Member Name: madeindevon
Advantages: Excellent ground coverage, very pretty plant
I am a big fan of old fashioned, country-type gardens. I am not a "gardener" as such, so I like to plant shrubs and flowers that are practically zero maintenance.
In my previous home, we had cleared an area of the garden to put a shed in place, and was left with a space suitable for a brand new flower bed.
The ground was quite stoney, it backed onto a small wall and had full sunshine almost all day. I must add that I prefer plants in the garden that do not need constant watering, morning and evening as I just do not always get the time.
Whilst visiting family I admired a lovely colourful display in a corner of their garden and was told that the plant in question was called Cranesbill, an old fashioned Geranium - why didn't I take a cutting?
I took three cuttings in fact.
Cranesbill is about a foot high, and quite thick with leafy foiliage, when you put your hand into the plant you can tell that the leaves are on long stalks and they come from one plant - this one plant then re-shoots up a few inches away and another plant grows, again with many shoots. From an established growing clump of Cranesbill it is very easy to ease a small plant out of the ground, without effecting the rest of the plant. The cuttings I took (or rather the small plant I tugged out of the ground) each had its own root and had about four small stems coming from it and these stems all had young leaves.
I gave these cuttings a couple days in a glass of water before I transplanted them, but I do wonder if I actually needed to - as this plant seems so resilient. The flower bed I planted them in was about a metre wide and a quarter of a metre deep. I planted the three plants at equal intervals in this bed and watered them daily. Obviously at first they wilted and my thoughts were that it was typical, as I am not usually one for gardening and transplanting - however within a week you could tell that the Cranesbill was coming back to life, within a couple weeks there were extra leaves and stems.
Two years later the whole of the flower bed was filled with Cranesbill! (along with various other corners of my garden, as it is so easy to take cuttings, that I dotted the plant around all over)
Throughout the spring and very early summer the foliage and leaves come to life on this plant, by early summer the Cranesbill is flowering, a mass of pink small flowers - after the flowers die off you are left with a large green ground coverage, which the slugs and snails are not interested in at all. Over the winter months the plant dies off and is just old decaying foliage, which I would take one afternoon each Autumn to cut back down to ground level and that is it! the next Spring the Cranesbill arrives thicker and stronger than the year before.
This plant is the most perfect ground coverage, and great for low or no maintenance gardeners - don't be fooled by the name, this plant is not the same as the pot plant type Geranium, or the ones you see in hanging baskets, it is a more traditional and slightly unruly plant, from a cottage garden.

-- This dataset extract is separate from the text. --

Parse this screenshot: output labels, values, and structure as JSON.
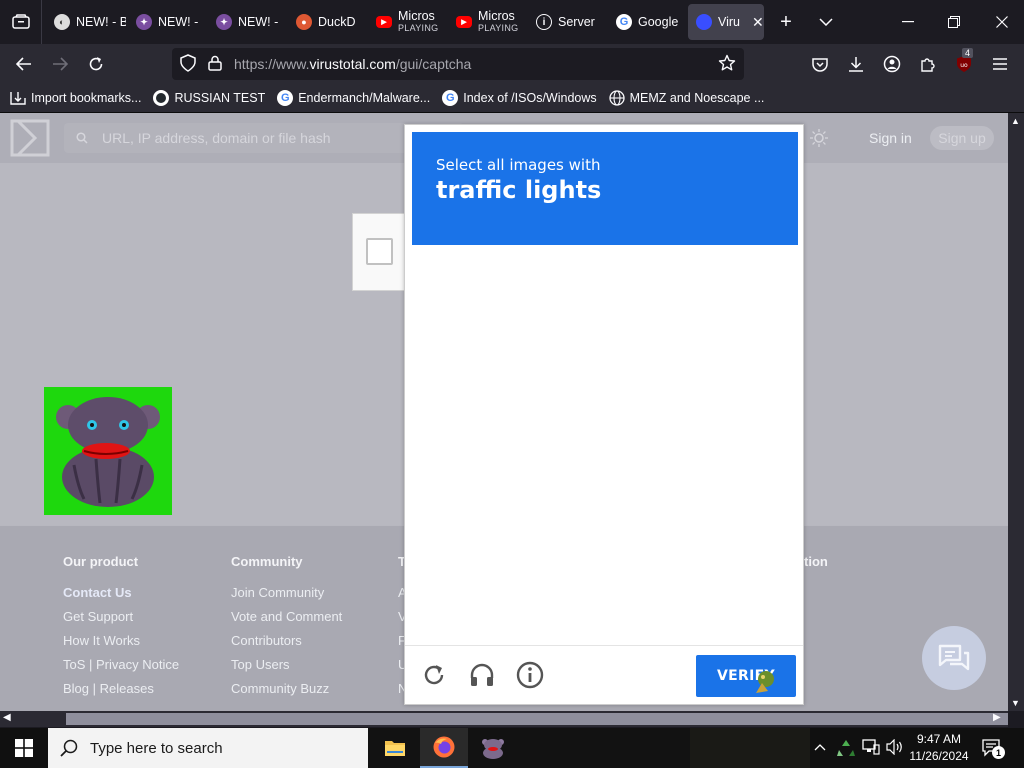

There are so many variants of this plant and so many colours - it would be easy to fill up flower beds and corners with different colours.
You can buy this plant easily from garden centres and nurseries, for around £5 a plant, but in my experience you should try not to and ask a neighbour for a cutting, as they grow like crazy and as I mentioned taking a cutting does not affect the plant or its appearance in the slightest.
Right - now we are finally in the Spring of this year - time to locate various different colours of this plant for my new house.
Summary: Perfect plant for people who like the garden to look colourful but are not great gardeners